_Entries supplied_:

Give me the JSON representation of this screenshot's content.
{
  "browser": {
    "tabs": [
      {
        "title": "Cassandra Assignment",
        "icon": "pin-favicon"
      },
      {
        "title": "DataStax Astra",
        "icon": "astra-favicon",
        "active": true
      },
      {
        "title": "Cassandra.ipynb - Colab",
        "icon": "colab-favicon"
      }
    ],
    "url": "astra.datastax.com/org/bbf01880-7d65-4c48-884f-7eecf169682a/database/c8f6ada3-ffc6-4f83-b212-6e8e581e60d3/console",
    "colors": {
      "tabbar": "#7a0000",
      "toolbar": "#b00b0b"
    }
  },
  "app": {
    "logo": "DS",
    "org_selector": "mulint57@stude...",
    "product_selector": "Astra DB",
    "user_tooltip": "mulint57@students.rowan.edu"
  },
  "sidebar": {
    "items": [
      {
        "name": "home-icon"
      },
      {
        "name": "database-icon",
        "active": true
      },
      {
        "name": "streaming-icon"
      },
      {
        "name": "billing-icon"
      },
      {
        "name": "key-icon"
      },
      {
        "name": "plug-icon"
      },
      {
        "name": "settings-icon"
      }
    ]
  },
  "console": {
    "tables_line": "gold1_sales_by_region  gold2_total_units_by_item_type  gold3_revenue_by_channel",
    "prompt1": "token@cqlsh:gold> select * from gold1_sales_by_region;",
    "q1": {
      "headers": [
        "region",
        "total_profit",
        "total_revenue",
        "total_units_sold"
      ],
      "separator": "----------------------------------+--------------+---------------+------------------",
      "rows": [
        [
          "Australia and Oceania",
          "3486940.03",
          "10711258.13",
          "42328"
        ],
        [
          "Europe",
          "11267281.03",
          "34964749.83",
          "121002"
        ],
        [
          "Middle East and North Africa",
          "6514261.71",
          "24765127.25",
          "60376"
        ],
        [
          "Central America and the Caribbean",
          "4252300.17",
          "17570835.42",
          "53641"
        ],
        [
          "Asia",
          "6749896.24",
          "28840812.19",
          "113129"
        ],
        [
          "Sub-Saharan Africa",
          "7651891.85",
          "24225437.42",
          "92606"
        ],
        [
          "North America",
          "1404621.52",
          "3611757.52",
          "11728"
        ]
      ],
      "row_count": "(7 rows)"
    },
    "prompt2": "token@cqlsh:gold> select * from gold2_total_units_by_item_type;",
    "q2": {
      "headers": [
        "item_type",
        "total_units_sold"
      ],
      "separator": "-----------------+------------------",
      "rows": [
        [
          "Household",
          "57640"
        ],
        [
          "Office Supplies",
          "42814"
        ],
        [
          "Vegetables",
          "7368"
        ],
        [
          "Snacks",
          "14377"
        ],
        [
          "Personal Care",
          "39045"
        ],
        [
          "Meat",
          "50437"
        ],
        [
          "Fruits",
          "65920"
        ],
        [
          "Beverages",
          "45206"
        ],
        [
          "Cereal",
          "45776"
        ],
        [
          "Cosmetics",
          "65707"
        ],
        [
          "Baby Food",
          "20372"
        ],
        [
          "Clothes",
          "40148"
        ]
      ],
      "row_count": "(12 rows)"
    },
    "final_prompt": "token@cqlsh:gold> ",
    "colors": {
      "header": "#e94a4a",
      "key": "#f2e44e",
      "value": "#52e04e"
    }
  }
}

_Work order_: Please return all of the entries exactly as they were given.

_Result of the exercise_:
Give me the JSON representation of this screenshot's content.
{
  "browser": {
    "tabs": [
      {
        "title": "Cassandra Assignment",
        "icon": "pin-favicon"
      },
      {
        "title": "DataStax Astra",
        "icon": "astra-favicon",
        "active": true
      },
      {
        "title": "Cassandra.ipynb - Colab",
        "icon": "colab-favicon"
      }
    ],
    "url": "astra.datastax.com/org/bbf01880-7d65-4c48-884f-7eecf169682a/database/c8f6ada3-ffc6-4f83-b212-6e8e581e60d3/console",
    "colors": {
      "tabbar": "#7a0000",
      "toolbar": "#b00b0b"
    }
  },
  "app": {
    "logo": "DS",
    "org_selector": "mulint57@stude...",
    "product_selector": "Astra DB",
    "user_tooltip": "mulint57@students.rowan.edu"
  },
  "sidebar": {
    "items": [
      {
        "name": "home-icon"
      },
      {
        "name": "database-icon",
        "active": true
      },
      {
        "name": "streaming-icon"
      },
      {
        "name": "billing-icon"
      },
      {
        "name": "key-icon"
      },
      {
        "name": "plug-icon"
      },
      {
        "name": "settings-icon"
      }
    ]
  },
  "console": {
    "tables_line": "gold1_sales_by_region  gold2_total_units_by_item_type  gold3_revenue_by_channel",
    "prompt1": "token@cqlsh:gold> select * from gold1_sales_by_region;",
    "q1": {
      "headers": [
        "region",
        "total_profit",
        "total_revenue",
        "total_units_sold"
      ],
      "separator": "----------------------------------+--------------+---------------+------------------",
      "rows": [
        [
          "Australia and Oceania",
          "3486940.03",
          "10711258.13",
          "42328"
        ],
        [
          "Europe",
          "11267281.03",
          "34964749.83",
          "121002"
        ],
        [
          "Middle East and North Africa",
          "6514261.71",
          "24765127.25",
          "60376"
        ],
        [
          "Central America and the Caribbean",
          "4252300.17",
          "17570835.42",
          "53641"
        ],
        [
          "Asia",
          "6749896.24",
          "28840812.19",
          "113129"
        ],
        [
          "Sub-Saharan Africa",
          "7651891.85",
          "24225437.42",
          "92606"
        ],
        [
          "North America",
          "1404621.52",
          "3611757.52",
          "11728"
        ]
      ],
      "row_count": "(7 rows)"
    },
    "prompt2": "token@cqlsh:gold> select * from gold2_total_units_by_item_type;",
    "q2": {
      "headers": [
        "item_type",
        "total_units_sold"
      ],
      "separator": "-----------------+------------------",
      "rows": [
        [
          "Household",
          "57640"
        ],
        [
          "Office Supplies",
          "42814"
        ],
        [
          "Vegetables",
          "7368"
        ],
        [
          "Snacks",
          "14377"
        ],
        [
          "Personal Care",
          "39045"
        ],
        [
          "Meat",
          "50437"
        ],
        [
          "Fruits",
          "65920"
        ],
        [
          "Beverages",
          "45206"
        ],
        [
          "Cereal",
          "45776"
        ],
        [
          "Cosmetics",
          "65707"
        ],
        [
          "Baby Food",
          "20372"
        ],
        [
          "Clothes",
          "40148"
        ]
      ],
      "row_count": "(12 rows)"
    },
    "final_prompt": "token@cqlsh:gold> ",
    "colors": {
      "header": "#e94a4a",
      "key": "#f2e44e",
      "value": "#52e04e"
    }
  }
}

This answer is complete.